Background: The goal of this study was to identify the effect of body growth and aging, and normal limits of the relation of left ventricular endocardial and midwall shortening to wall stress.
Methods: Endocardial and midwall shortening and circumferential end-systolic stress were assessed in 388 normotensive, normal-weight adults (226 men, 162 women, age 18 to 85 years) and 332 children and adolescents (180 males, 152 females, age 4 to 17 years) by two-dimensional targeted M-mode echocardiography and cuff blood pressure measurements.
Results: End-systolic stress decreased with age in children and adolescents (p < 0.001), but not during adulthood and maturity. The negative relation of endocardial shortening to end-systolic stress was stronger in adults than in children and adolescents (slope difference p < 0.005). The negative relation of midwall shortening to end-systolic stress was negligible in children and adolescents (r = -0.07, p = 0.18), whereas it was more evident, although weak, in adults (r = -0.14, p < 0.007). For a given level of end-systolic stress, endocardial shortening decreased by 0.32%/year in children and adolescents (multiple r = 0.51, p < 0.0001) and by 0.05%/year in adults, whereas midwall shortening decreased by 0.26%/year during body growth and by 0.02%/year in adults.

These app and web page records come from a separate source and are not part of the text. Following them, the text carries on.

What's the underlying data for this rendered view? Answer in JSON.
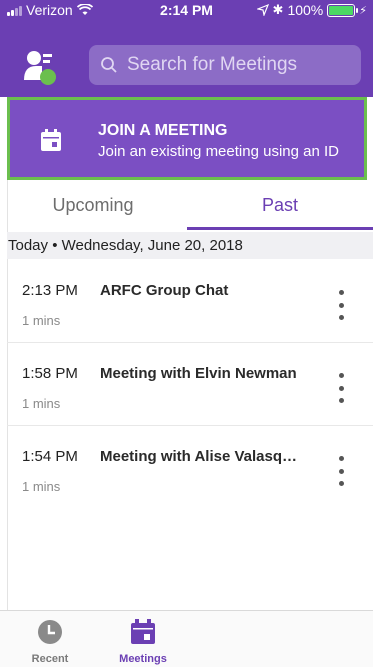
{
  "status_bar": {
    "carrier": "Verizon",
    "time": "2:14 PM",
    "battery": "100%"
  },
  "search": {
    "placeholder": "Search for Meetings"
  },
  "join_banner": {
    "title": "JOIN A MEETING",
    "subtitle": "Join an existing meeting using an ID"
  },
  "tabs": [
    {
      "label": "Upcoming",
      "active": false
    },
    {
      "label": "Past",
      "active": true
    }
  ],
  "date_header": "Today • Wednesday, June 20, 2018",
  "meetings": [
    {
      "time": "2:13 PM",
      "title": "ARFC Group Chat",
      "duration": "1 mins"
    },
    {
      "time": "1:58 PM",
      "title": "Meeting with Elvin Newman",
      "duration": "1 mins"
    },
    {
      "time": "1:54 PM",
      "title": "Meeting with Alise Valasq…",
      "duration": "1 mins"
    }
  ],
  "bottom_nav": [
    {
      "label": "Recent",
      "icon": "clock-icon",
      "active": false
    },
    {
      "label": "Meetings",
      "icon": "calendar-icon",
      "active": true
    }
  ],
  "colors": {
    "brand_purple": "#6b3fb3",
    "banner_purple": "#7b4fc3",
    "highlight_green": "#6bbf4e",
    "battery_green": "#4cd964"
  }
}
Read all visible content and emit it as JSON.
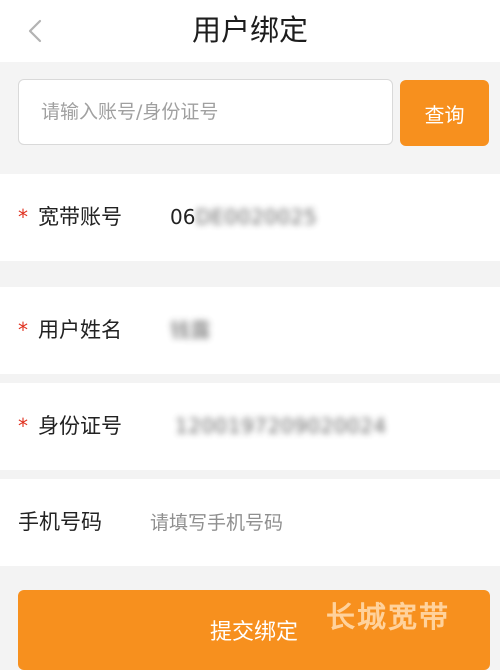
{
  "header": {
    "title": "用户绑定",
    "back_icon": "chevron-left-icon"
  },
  "search": {
    "placeholder": "请输入账号/身份证号",
    "button_label": "查询"
  },
  "form": {
    "broadband_account": {
      "label": "宽带账号",
      "value_prefix": "06",
      "value_blurred": "DE0020025"
    },
    "user_name": {
      "label": "用户姓名",
      "value_blurred": "钱露"
    },
    "id_number": {
      "label": "身份证号",
      "value_blurred": "1200197209020024"
    },
    "phone": {
      "label": "手机号码",
      "placeholder": "请填写手机号码"
    },
    "required_mark": "*"
  },
  "submit": {
    "label": "提交绑定"
  },
  "watermark": {
    "text": "长城宽带"
  },
  "colors": {
    "accent": "#f7901e",
    "required": "#e0301e",
    "page_bg": "#f3f3f3"
  }
}
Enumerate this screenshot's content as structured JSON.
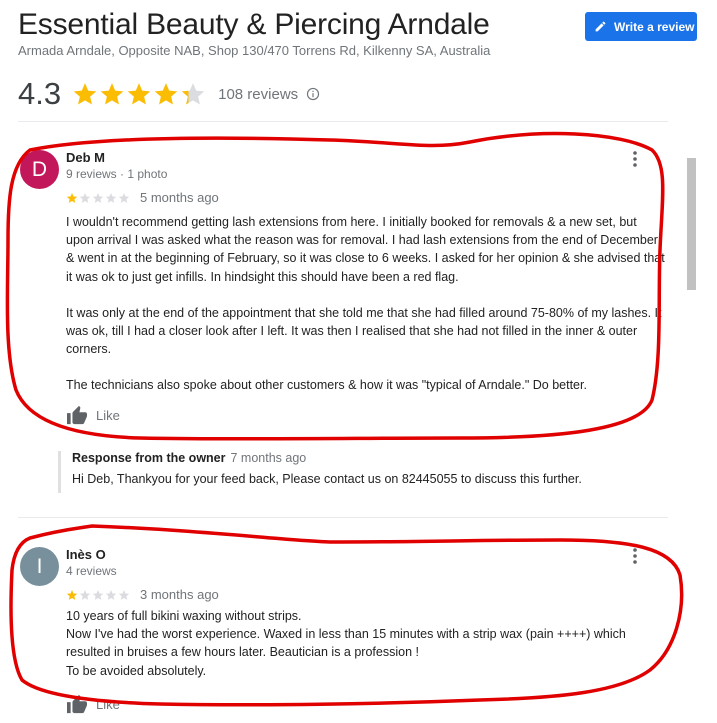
{
  "place": {
    "name": "Essential Beauty & Piercing Arndale",
    "address": "Armada Arndale, Opposite NAB, Shop 130/470 Torrens Rd, Kilkenny SA, Australia",
    "rating": "4.3",
    "rating_value": 4.3,
    "reviews_count": "108 reviews"
  },
  "write_review": {
    "label": "Write a review",
    "icon": "pencil-icon"
  },
  "colors": {
    "accent": "#1a73e8",
    "star": "#fbbc04",
    "star_empty": "#dadce0",
    "annotation": "#e00000",
    "avatar_deb": "#c2185b",
    "avatar_ines": "#78909c"
  },
  "reviews": [
    {
      "initial": "D",
      "author": "Deb M",
      "meta": "9 reviews · 1 photo",
      "stars": 1,
      "ago": "5 months ago",
      "paragraphs": [
        "I wouldn't recommend getting lash extensions from here. I initially booked for removals & a new set, but upon arrival I was asked what the reason was for removal. I had lash extensions from the end of December & went in at the beginning of February, so it was close to 6 weeks. I asked for her opinion & she advised that it was ok to just get infills. In hindsight this should have been a red flag.",
        "It was only at the end of the appointment that she told me that she had filled around 75-80% of my lashes. It was ok, till I had a closer look after I left. It was then I realised that she had not filled in the inner & outer corners.",
        "The technicians also spoke about other customers & how it was \"typical of Arndale.\" Do better."
      ],
      "like_label": "Like",
      "owner_response": {
        "title": "Response from the owner",
        "date": "7 months ago",
        "text": "Hi Deb, Thankyou for your feed back, Please contact us on 82445055 to discuss this further."
      }
    },
    {
      "initial": "I",
      "author": "Inès O",
      "meta": "4 reviews",
      "stars": 1,
      "ago": "3 months ago",
      "lines": [
        "10 years of full bikini waxing without strips.",
        "Now I've had the worst experience. Waxed in less than 15 minutes with a strip wax (pain ++++) which resulted in bruises a few hours later. Beautician is a profession !",
        "To be avoided absolutely."
      ],
      "like_label": "Like"
    }
  ]
}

Conclusions: In the presence of normal blood pressure and normal weight, the relations between left ventricular wall stress and both chamber and myocardial function are weakly but significantly influenced by age. Left ventricular chamber function is markedly influenced by wall stress, while this influence is reduced for left ventricular wall mechanics.